    In other words, I’m not going to argue that selfishness isn’t a natural human trait, but it is the trait that all other aspects of our nature is, and should be, at odds with. This is ultimately the reason we have religion and spirituality. To help us resolve this struggle and GROW.

    We live in a stunted society that is failing to launch. Abortion is one of the primary vectors that caused this. Good riddance.

    • >*fundamental*???

      Hyperbole, even sometimes an absurd or extreme form of it (‘a threat to our democracy’), can be seen as a kind of straw man argumentation — its use for this purpose is very common.

  4. @HW

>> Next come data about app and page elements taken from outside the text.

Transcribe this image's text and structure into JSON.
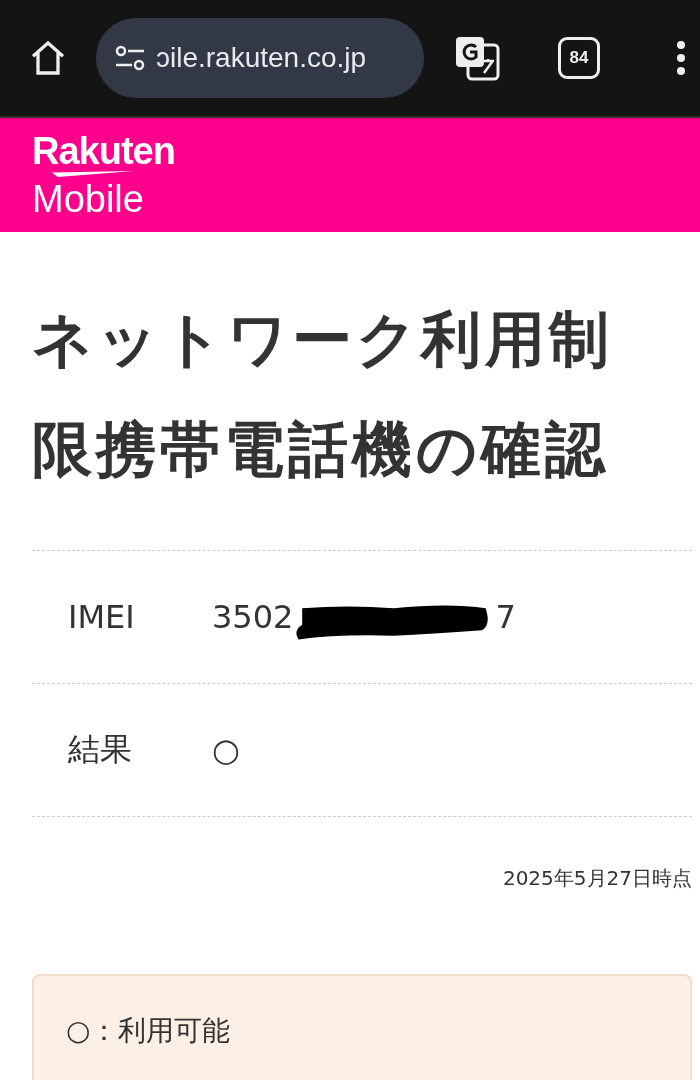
{
  "browser": {
    "url": "ɔile.rakuten.co.jp",
    "tab_count": "84"
  },
  "header": {
    "logo_top": "Rakuten",
    "logo_bottom": "Mobile"
  },
  "title": "ネットワーク利用制限携帯電話機の確認",
  "results": [
    {
      "kind": "redacted",
      "label": "IMEI",
      "value_start": "3502",
      "value_end": "7"
    },
    {
      "kind": "plain",
      "label": "結果",
      "value": "○"
    }
  ],
  "as_of": "2025年5月27日時点",
  "legend": [
    {
      "text": "○：利用可能"
    }
  ]
}
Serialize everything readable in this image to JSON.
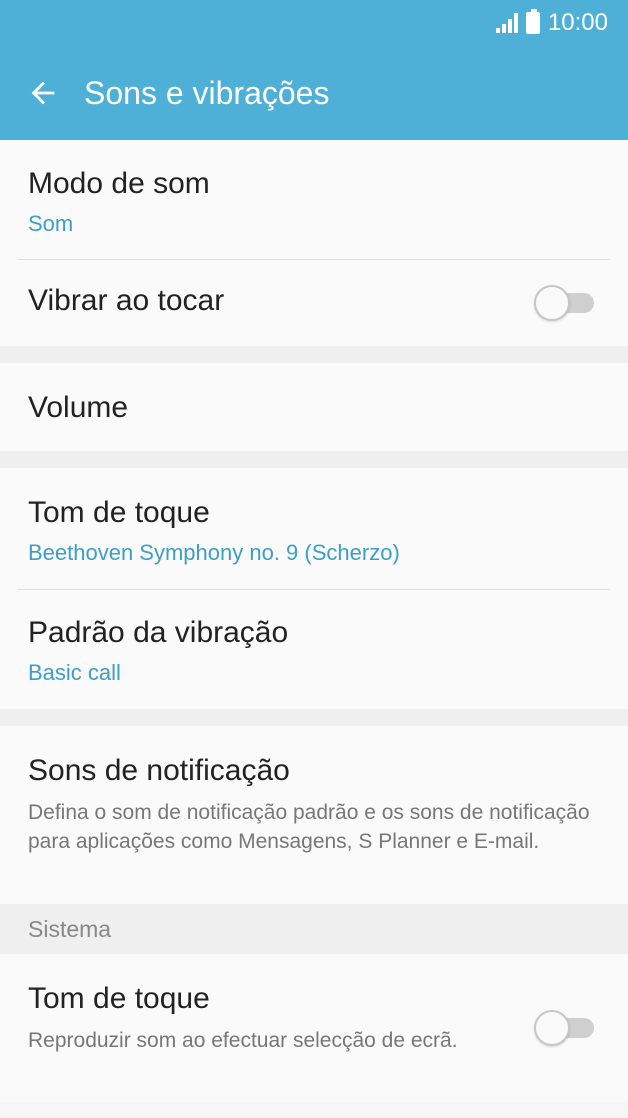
{
  "status_bar": {
    "time": "10:00"
  },
  "app_bar": {
    "title": "Sons e vibrações"
  },
  "items": {
    "modo_de_som": {
      "title": "Modo de som",
      "value": "Som"
    },
    "vibrar_ao_tocar": {
      "title": "Vibrar ao tocar",
      "enabled": false
    },
    "volume": {
      "title": "Volume"
    },
    "tom_de_toque": {
      "title": "Tom de toque",
      "value": "Beethoven Symphony no. 9 (Scherzo)"
    },
    "padrao_da_vibracao": {
      "title": "Padrão da vibração",
      "value": "Basic call"
    },
    "sons_de_notificacao": {
      "title": "Sons de notificação",
      "description": "Defina o som de notificação padrão e os sons de notificação para aplicações como Mensagens, S Planner e E-mail."
    }
  },
  "system": {
    "header": "Sistema",
    "tom_de_toque": {
      "title": "Tom de toque",
      "description": "Reproduzir som ao efectuar selecção de ecrã.",
      "enabled": false
    }
  },
  "colors": {
    "accent": "#4eb0d7",
    "value_text": "#3d9ec7",
    "background": "#f6f6f6"
  },
  "icons": [
    "signal-icon",
    "battery-icon",
    "back-arrow-icon"
  ]
}
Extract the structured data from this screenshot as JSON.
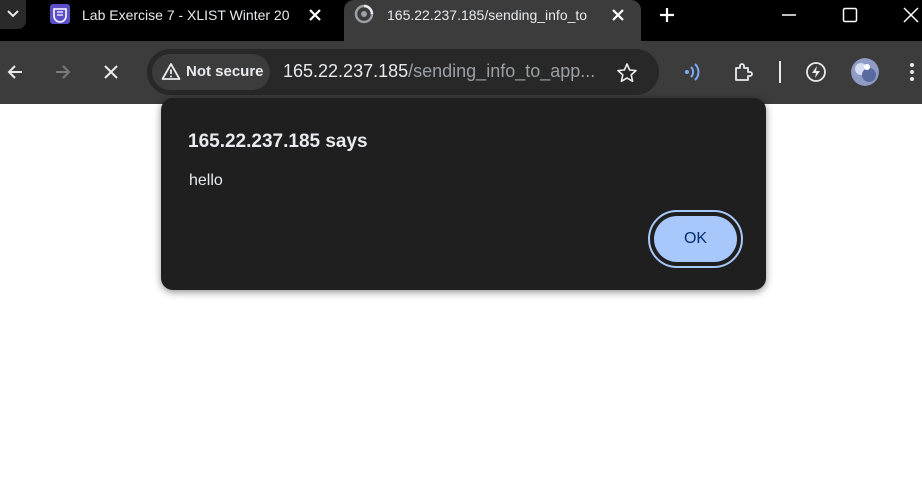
{
  "tabs": [
    {
      "title": "Lab Exercise 7 - XLIST Winter 20",
      "favicon": "course-logo-icon",
      "active": false
    },
    {
      "title": "165.22.237.185/sending_info_to",
      "favicon": "loading-spinner-icon",
      "active": true
    }
  ],
  "toolbar": {
    "security_chip": "Not secure",
    "url_host": "165.22.237.185",
    "url_path": "/sending_info_to_app..."
  },
  "dialog": {
    "title": "165.22.237.185 says",
    "message": "hello",
    "ok_label": "OK"
  },
  "colors": {
    "tab_strip": "#000000",
    "toolbar": "#3c3c3c",
    "dialog_bg": "#1f1f1f",
    "ok_button": "#a8c7fa",
    "accent_blue": "#7cacf8"
  }
}
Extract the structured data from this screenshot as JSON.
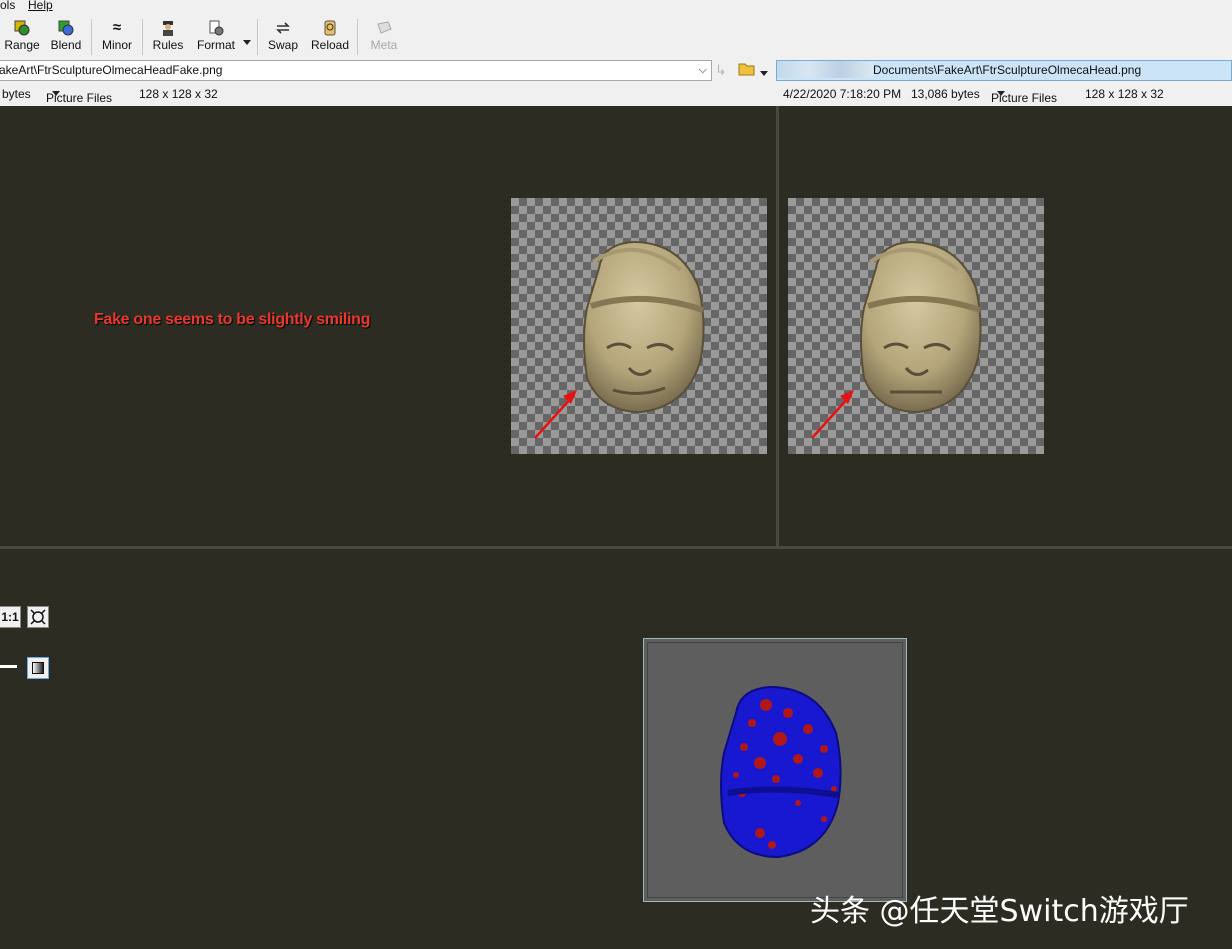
{
  "menu": {
    "tools_label": "ols",
    "help_label": "Help"
  },
  "toolbar": {
    "range": "Range",
    "blend": "Blend",
    "minor": "Minor",
    "rules": "Rules",
    "format": "Format",
    "swap": "Swap",
    "reload": "Reload",
    "meta": "Meta"
  },
  "left": {
    "path": "akeArt\\FtrSculptureOlmecaHeadFake.png",
    "size": "bytes",
    "filetype": "Picture Files",
    "dims": "128 x 128 x 32"
  },
  "right": {
    "path": "Documents\\FakeArt\\FtrSculptureOlmecaHead.png",
    "date": "4/22/2020 7:18:20 PM",
    "size": "13,086 bytes",
    "filetype": "Picture Files",
    "dims": "128 x 128 x 32"
  },
  "annotation": "Fake one seems to be slightly smiling",
  "zoom_button": "1:1",
  "watermark": "头条 @任天堂Switch游戏厅",
  "colors": {
    "accent_red": "#e8392f",
    "background": "#2d2c22",
    "diff_blue": "#1a1ad8",
    "diff_red": "#b01818"
  }
}
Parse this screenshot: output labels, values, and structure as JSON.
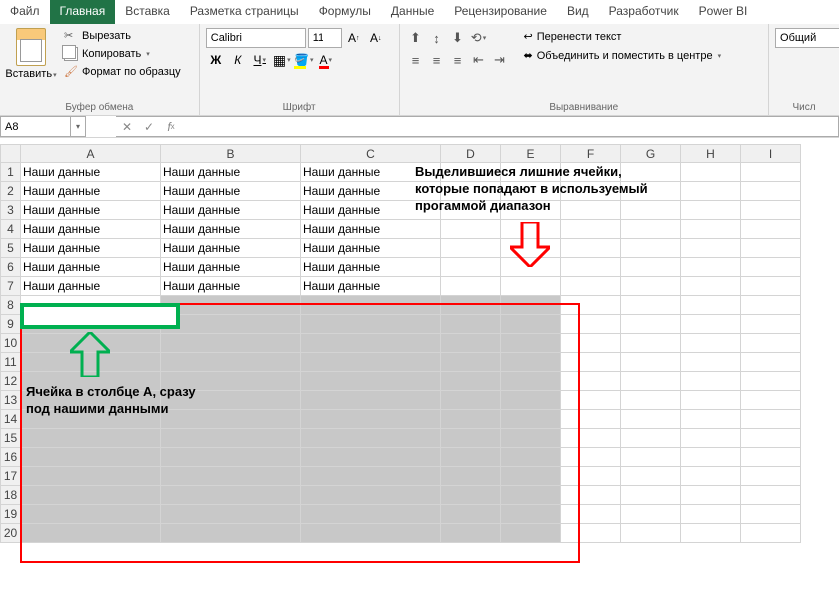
{
  "tabs": [
    "Файл",
    "Главная",
    "Вставка",
    "Разметка страницы",
    "Формулы",
    "Данные",
    "Рецензирование",
    "Вид",
    "Разработчик",
    "Power BI"
  ],
  "activeTab": 1,
  "ribbon": {
    "clipboard": {
      "paste": "Вставить",
      "cut": "Вырезать",
      "copy": "Копировать",
      "format": "Формат по образцу",
      "label": "Буфер обмена"
    },
    "font": {
      "name": "Calibri",
      "size": "11",
      "bold": "Ж",
      "italic": "К",
      "underline": "Ч",
      "label": "Шрифт"
    },
    "alignment": {
      "wrap": "Перенести текст",
      "merge": "Объединить и поместить в центре",
      "label": "Выравнивание"
    },
    "number": {
      "format": "Общий",
      "label": "Числ"
    }
  },
  "nameBox": "A8",
  "formula": "",
  "columns": [
    "A",
    "B",
    "C",
    "D",
    "E",
    "F",
    "G",
    "H",
    "I"
  ],
  "rows": [
    1,
    2,
    3,
    4,
    5,
    6,
    7,
    8,
    9,
    10,
    11,
    12,
    13,
    14,
    15,
    16,
    17,
    18,
    19,
    20
  ],
  "cellText": "Наши данные",
  "dataRows": 7,
  "dataCols": 3,
  "selectionStart": {
    "row": 8,
    "col": 1
  },
  "selectionEnd": {
    "row": 20,
    "col": 5
  },
  "activeCell": {
    "row": 8,
    "col": 1
  },
  "annotations": {
    "topRight": "Выделившиеся лишние ячейки, которые попадают в используемый прогаммой диапазон",
    "bottomLeft": "Ячейка в столбце А, сразу под нашими данными"
  }
}
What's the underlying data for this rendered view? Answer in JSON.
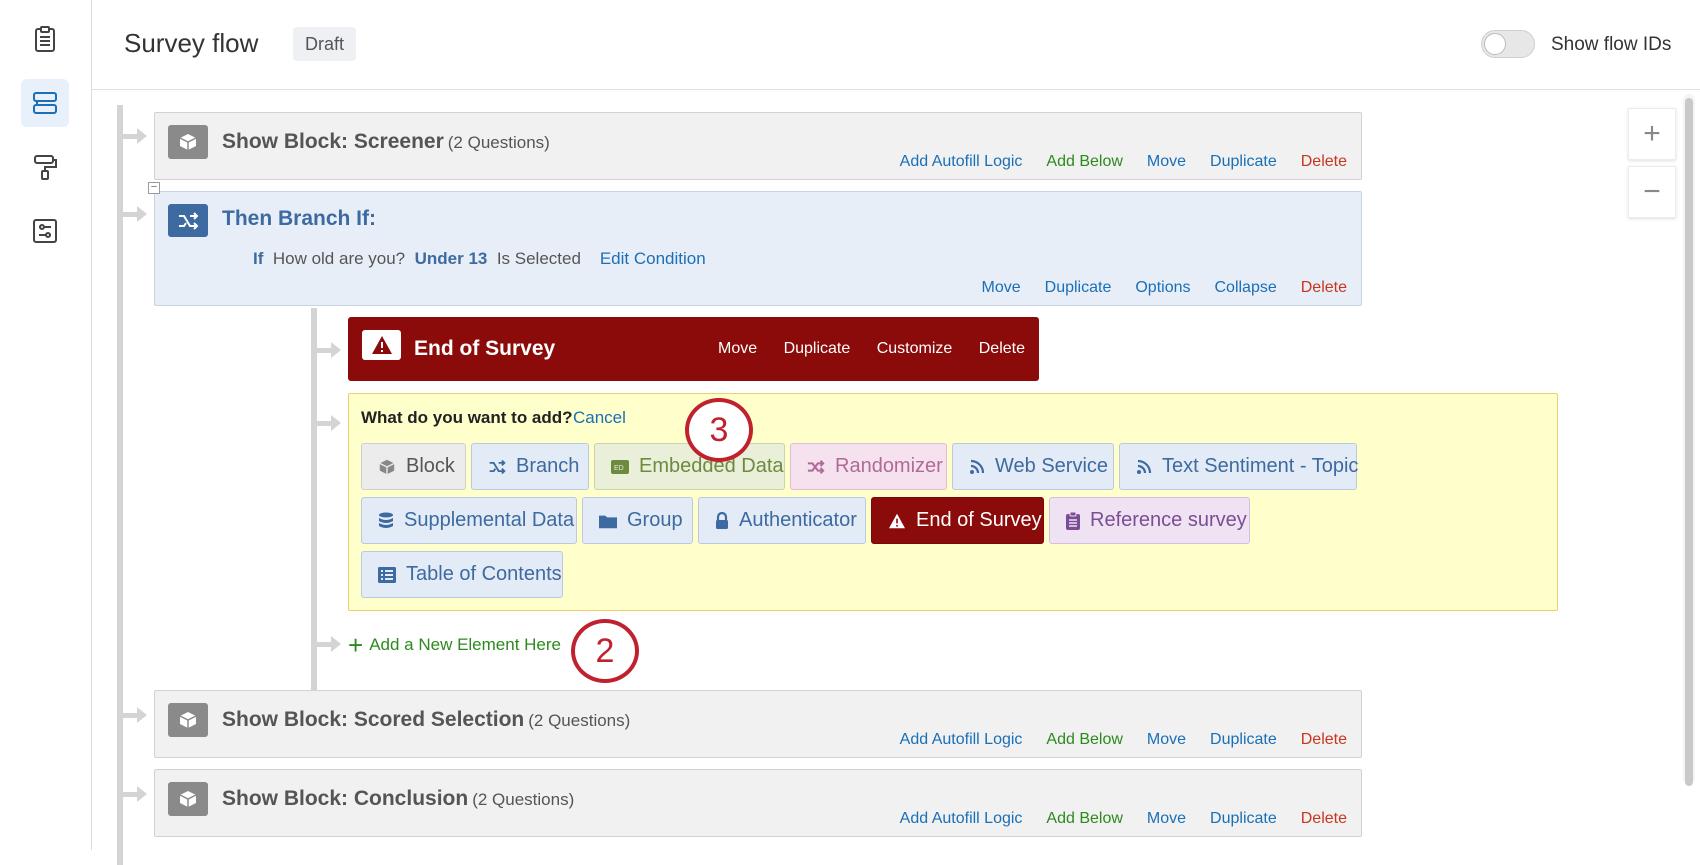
{
  "header": {
    "title": "Survey flow",
    "status": "Draft",
    "toggle_label": "Show flow IDs"
  },
  "rail": {
    "icons": [
      "survey-icon",
      "flow-icon",
      "look-and-feel-icon",
      "survey-options-icon"
    ],
    "active_index": 1
  },
  "blocks": [
    {
      "prefix": "Show Block: ",
      "name": "Screener",
      "count": "(2 Questions)"
    },
    {
      "prefix": "Show Block: ",
      "name": "Scored Selection",
      "count": "(2 Questions)"
    },
    {
      "prefix": "Show Block: ",
      "name": "Conclusion",
      "count": "(2 Questions)"
    }
  ],
  "block_actions": {
    "autofill": "Add Autofill Logic",
    "add_below": "Add Below",
    "move": "Move",
    "duplicate": "Duplicate",
    "delete": "Delete"
  },
  "branch": {
    "title": "Then Branch If:",
    "if_word": "If",
    "question": "How old are you?",
    "choice": "Under 13",
    "operator": "Is Selected",
    "edit": "Edit Condition",
    "actions": {
      "move": "Move",
      "duplicate": "Duplicate",
      "options": "Options",
      "collapse": "Collapse",
      "delete": "Delete"
    }
  },
  "end_of_survey": {
    "title": "End of Survey",
    "actions": {
      "move": "Move",
      "duplicate": "Duplicate",
      "customize": "Customize",
      "delete": "Delete"
    }
  },
  "add_panel": {
    "question": "What do you want to add?",
    "cancel": "Cancel",
    "options": {
      "block": "Block",
      "branch": "Branch",
      "embedded_data": "Embedded Data",
      "randomizer": "Randomizer",
      "web_service": "Web Service",
      "text_sentiment": "Text Sentiment - Topic",
      "supplemental_data": "Supplemental Data",
      "group": "Group",
      "authenticator": "Authenticator",
      "end_of_survey": "End of Survey",
      "reference_survey": "Reference survey",
      "table_of_contents": "Table of Contents"
    }
  },
  "add_new": "Add a New Element Here",
  "callouts": {
    "first": "3",
    "second": "2"
  },
  "zoom": {
    "in": "+",
    "out": "−"
  },
  "colors": {
    "accent_blue": "#1a6fb7",
    "add_green": "#2c8a1d",
    "delete_red": "#c8361f",
    "end_of_survey": "#8b0a0a",
    "callout": "#c0212f",
    "add_panel_bg": "#ffffcc"
  }
}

    Excellent analysis and insight regarding long term cyclical movements. As the great American genius Frank Herbert wrote, “every cycle is a reaction to the preceding cycle.”

    I find the euphemisms used by the left to be simply astonishing. Abortions are considered as women’s reproductive health. Truly a satanic inversion.

  5. The advantage of this framing is that it puts 1914-1945 in the rearview mirror. The World Wars and the associated political movements represented the catastrophic ending of the era of Romantic era in ultranationalism & imperialism.

    Also, it feels like the zeitgeist changed in 2014 w/ BLM/Ferguson & Ukraine etc. End of the 20th century and start of the 21st w/ the crisis of the Modern era & a disintegrating social fabric. We need an alt-history of the 20th history w/ its origin story “anti-fascist” mythos and to look for signs of a new coming era in aesthetics & ethics etc.

Comments are closed.